Bible Verses[1]
Genesis 30:42, 42:9, 42:12
Exodus 22:10
Leviticus 22:35
Numbers 13:19
Deuteronomy 15:21, 25:18
Judges 16:7, 16:11-13
I Samuel 2:5, 18:23
2 Samuel 4:1, 4:4, 9:3, 13:4,
2 Chronicles 28:15, 34:10
Ezra 4:2, 4:10
Nehemiah 4:2
Job 4:4, 18:12, 26:2
Psalms 9:4, 30:11, 38:8, 105:37, 108:24
Proverbs 18:14, 30:25-26
Ecclesiastes 10:18
Isaiah 16:14, 24:4, 35:3, 38:14
Jeremiah 6:24, 47:3, 49:24, 50:43
Ezekiel 7:17, 21:7
Zechariah 2:11, 12:8
Malachai 1:14
Matthew 15:30, 18:8
Mark 9:42
Luke 14:14, 14:21
Romans 15:1
1 Corinthians 1:28, 11:30, 12:22
2 Corinthians 10:10, 13:3
Colossians 3:21
1 Thessalonians 5:14
Hebrews 5:11, 12:12
Peter 3:7


Ancrene Wisse. Ed. Robert Hasenfratz. Teams Middle English Texts Series. Kalamazoo:

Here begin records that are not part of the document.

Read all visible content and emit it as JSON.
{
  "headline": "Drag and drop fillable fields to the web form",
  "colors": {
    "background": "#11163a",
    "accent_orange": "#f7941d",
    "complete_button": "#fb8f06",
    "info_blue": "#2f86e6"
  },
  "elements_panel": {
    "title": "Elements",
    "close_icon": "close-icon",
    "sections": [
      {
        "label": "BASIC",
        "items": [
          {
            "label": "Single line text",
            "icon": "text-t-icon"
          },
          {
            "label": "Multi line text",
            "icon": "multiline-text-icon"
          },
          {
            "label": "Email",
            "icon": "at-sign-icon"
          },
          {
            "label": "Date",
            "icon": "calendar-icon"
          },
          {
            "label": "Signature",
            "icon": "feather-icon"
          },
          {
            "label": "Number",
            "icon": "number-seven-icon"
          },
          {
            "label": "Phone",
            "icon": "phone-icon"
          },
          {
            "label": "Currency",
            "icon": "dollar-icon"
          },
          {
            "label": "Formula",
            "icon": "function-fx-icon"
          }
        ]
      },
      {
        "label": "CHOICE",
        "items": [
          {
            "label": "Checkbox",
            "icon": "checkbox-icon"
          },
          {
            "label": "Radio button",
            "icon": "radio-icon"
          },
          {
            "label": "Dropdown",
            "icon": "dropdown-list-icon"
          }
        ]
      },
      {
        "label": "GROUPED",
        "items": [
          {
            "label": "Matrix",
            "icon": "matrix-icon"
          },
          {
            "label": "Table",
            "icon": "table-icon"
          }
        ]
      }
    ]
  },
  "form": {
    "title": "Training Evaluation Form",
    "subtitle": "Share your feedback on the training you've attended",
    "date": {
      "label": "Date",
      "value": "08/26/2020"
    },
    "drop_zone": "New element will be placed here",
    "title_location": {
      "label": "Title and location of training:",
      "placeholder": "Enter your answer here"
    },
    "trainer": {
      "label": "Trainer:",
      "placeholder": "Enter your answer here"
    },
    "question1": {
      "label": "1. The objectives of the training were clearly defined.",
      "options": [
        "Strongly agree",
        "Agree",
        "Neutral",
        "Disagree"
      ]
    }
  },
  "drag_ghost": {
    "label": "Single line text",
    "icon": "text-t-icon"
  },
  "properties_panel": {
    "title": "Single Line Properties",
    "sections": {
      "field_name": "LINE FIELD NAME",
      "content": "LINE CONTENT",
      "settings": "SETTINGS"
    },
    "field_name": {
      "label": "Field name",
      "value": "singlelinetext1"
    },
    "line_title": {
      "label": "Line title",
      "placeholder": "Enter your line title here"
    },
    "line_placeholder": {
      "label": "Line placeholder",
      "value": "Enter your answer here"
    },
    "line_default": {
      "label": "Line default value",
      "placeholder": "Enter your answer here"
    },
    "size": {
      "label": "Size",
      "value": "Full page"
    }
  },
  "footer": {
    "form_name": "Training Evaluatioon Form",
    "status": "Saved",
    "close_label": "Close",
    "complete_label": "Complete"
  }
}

Western Michigan UP, 2000.

//Hali Meidenhad.// Eds. O Cockayne and F. J. Furnivall. //EETS// 18 (1866; reprint 1973).

McNamara Rebecca F. “The Sorrow of Soreness: Infirmity and Suicide in Medieval England.”

Journal of the Australian and New Zealand Association for Medieval and Early Modern

Studies, 2014; 31 (2): 11-34.

Further Reading

Metzler, Irina. “Ageing.” A Social History of Disability in the Middle Ages. London:

Routledge, 2013. 92-153.

---. Fools and Idiots?: Intellectual Disability in the Middle Ages. Manchester: Manchester UP,


Submitted by Tory V. Pearman, Miami University Hamilton

Contributors: Zach Birkenheuer, Rachel Combs, Sarah Flum, Stefanie Henderson, Terrin Keeton, Christine Lilly, Zach Moore, Michael Pate, Amanda Sammons, and Nick Wilson, all of Miami University Hamilton

[1] Feeble is used interchangeably with many similar terms, including, weak, infirm, sick, and lame, etc. across the Latin Vulgate, Wycliffite, Geneva, and King James bibles.